## Instructions to follow
Can you find the lines of the listing that include "Inflation" and copy every one?

## Exercise input
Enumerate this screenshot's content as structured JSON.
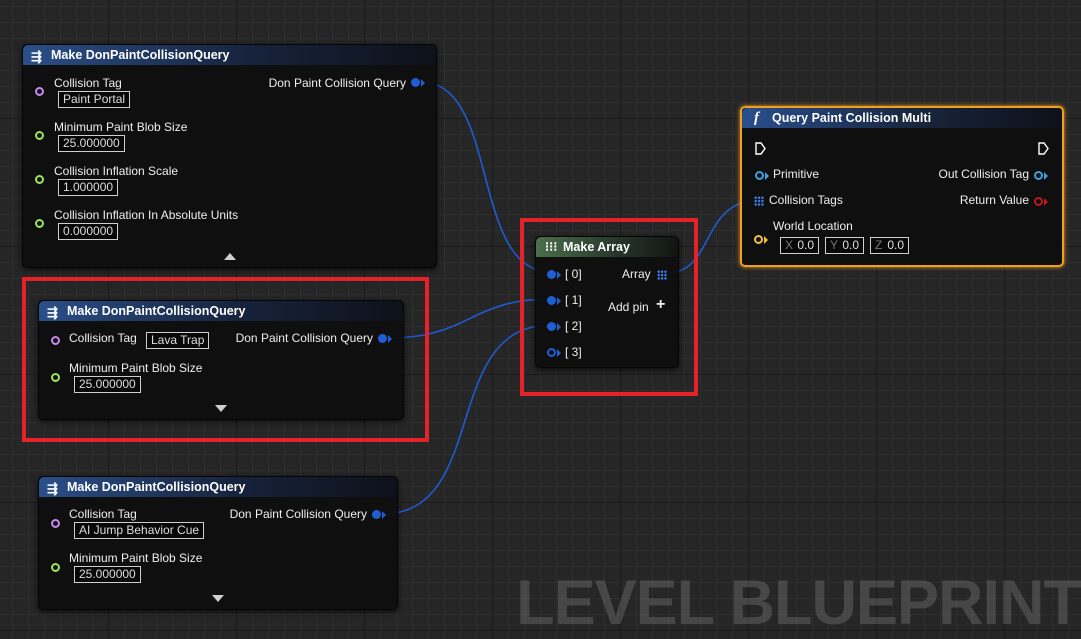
{
  "node1": {
    "title": "Make DonPaintCollisionQuery",
    "pins": [
      {
        "label": "Collision Tag",
        "value": "Paint Portal"
      },
      {
        "label": "Minimum Paint Blob Size",
        "value": "25.000000"
      },
      {
        "label": "Collision Inflation Scale",
        "value": "1.000000"
      },
      {
        "label": "Collision Inflation In Absolute Units",
        "value": "0.000000"
      }
    ],
    "output": "Don Paint Collision Query"
  },
  "node2": {
    "title": "Make DonPaintCollisionQuery",
    "pins": [
      {
        "label": "Collision Tag",
        "value": "Lava Trap"
      },
      {
        "label": "Minimum Paint Blob Size",
        "value": "25.000000"
      }
    ],
    "output": "Don Paint Collision Query"
  },
  "node3": {
    "title": "Make DonPaintCollisionQuery",
    "pins": [
      {
        "label": "Collision Tag",
        "value": "AI Jump Behavior Cue"
      },
      {
        "label": "Minimum Paint Blob Size",
        "value": "25.000000"
      }
    ],
    "output": "Don Paint Collision Query"
  },
  "make_array": {
    "title": "Make Array",
    "inputs": [
      "[ 0]",
      "[ 1]",
      "[ 2]",
      "[ 3]"
    ],
    "output": "Array",
    "add_pin": "Add pin"
  },
  "query_node": {
    "title": "Query Paint Collision Multi",
    "inputs": [
      "Primitive",
      "Collision Tags",
      "World Location"
    ],
    "outputs": [
      "Out Collision Tag",
      "Return Value"
    ],
    "location": {
      "x_label": "X",
      "x": "0.0",
      "y_label": "Y",
      "y": "0.0",
      "z_label": "Z",
      "z": "0.0"
    }
  },
  "watermark": "LEVEL BLUEPRINT",
  "colors": {
    "struct_pin": "#1f5fd6",
    "name_pin": "#c58bf0",
    "float_pin": "#9be65a",
    "vector_pin": "#f0c23a",
    "bool_pin": "#c01818",
    "highlight": "#e5222a",
    "selected": "#f0a020"
  }
}
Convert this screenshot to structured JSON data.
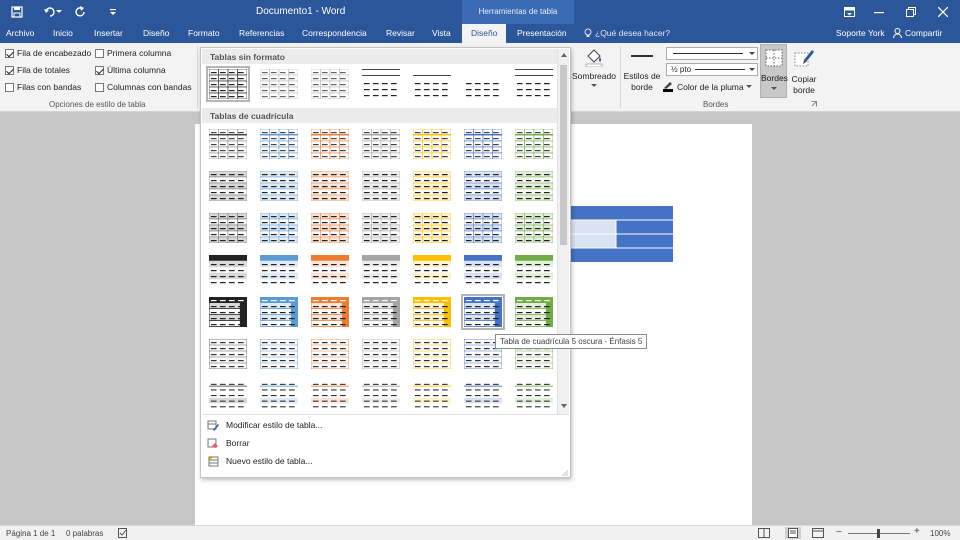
{
  "window": {
    "title": "Documento1 - Word",
    "contextual_header": "Herramientas de tabla"
  },
  "tabs": [
    {
      "label": "Archivo"
    },
    {
      "label": "Inicio"
    },
    {
      "label": "Insertar"
    },
    {
      "label": "Diseño"
    },
    {
      "label": "Formato"
    },
    {
      "label": "Referencias"
    },
    {
      "label": "Correspondencia"
    },
    {
      "label": "Revisar"
    },
    {
      "label": "Vista"
    },
    {
      "label": "Diseño"
    },
    {
      "label": "Presentación"
    }
  ],
  "tell_me": "¿Qué desea hacer?",
  "account": "Soporte York",
  "share": "Compartir",
  "style_options": {
    "checkboxes": [
      {
        "label": "Fila de encabezado",
        "checked": true
      },
      {
        "label": "Fila de totales",
        "checked": true
      },
      {
        "label": "Filas con bandas",
        "checked": false
      },
      {
        "label": "Primera columna",
        "checked": false
      },
      {
        "label": "Última columna",
        "checked": true
      },
      {
        "label": "Columnas con bandas",
        "checked": false
      }
    ],
    "group_label": "Opciones de estilo de tabla"
  },
  "ribbon_right": {
    "shading": "Sombreado",
    "border_styles_1": "Estilos de",
    "border_styles_2": "borde",
    "line_weight": "½ pto",
    "pen_color": "Color de la pluma",
    "borders": "Bordes",
    "copy_format_1": "Copiar",
    "copy_format_2": "borde",
    "group_label": "Bordes"
  },
  "gallery": {
    "section_plain": "Tablas sin formato",
    "section_grid": "Tablas de cuadrícula",
    "menu": [
      "Modificar estilo de tabla...",
      "Borrar",
      "Nuevo estilo de tabla..."
    ]
  },
  "tooltip": "Tabla de cuadrícula 5 oscura - Énfasis 5",
  "status": {
    "page": "Página 1 de 1",
    "words": "0 palabras",
    "zoom": "100%"
  },
  "colors": {
    "brand": "#2b579a",
    "accents": [
      "#222222",
      "#5b9bd5",
      "#ed7d31",
      "#a5a5a5",
      "#ffc000",
      "#4472c4",
      "#70ad47"
    ],
    "light": [
      "#d9d9d9",
      "#deeaf6",
      "#fbe4d5",
      "#ededed",
      "#fff2cc",
      "#d9e2f3",
      "#e2efd9"
    ]
  }
}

## Response to the exercise
        "label": "Collision Inflation Scale",
        "label": "Collision Inflation In Absolute Units",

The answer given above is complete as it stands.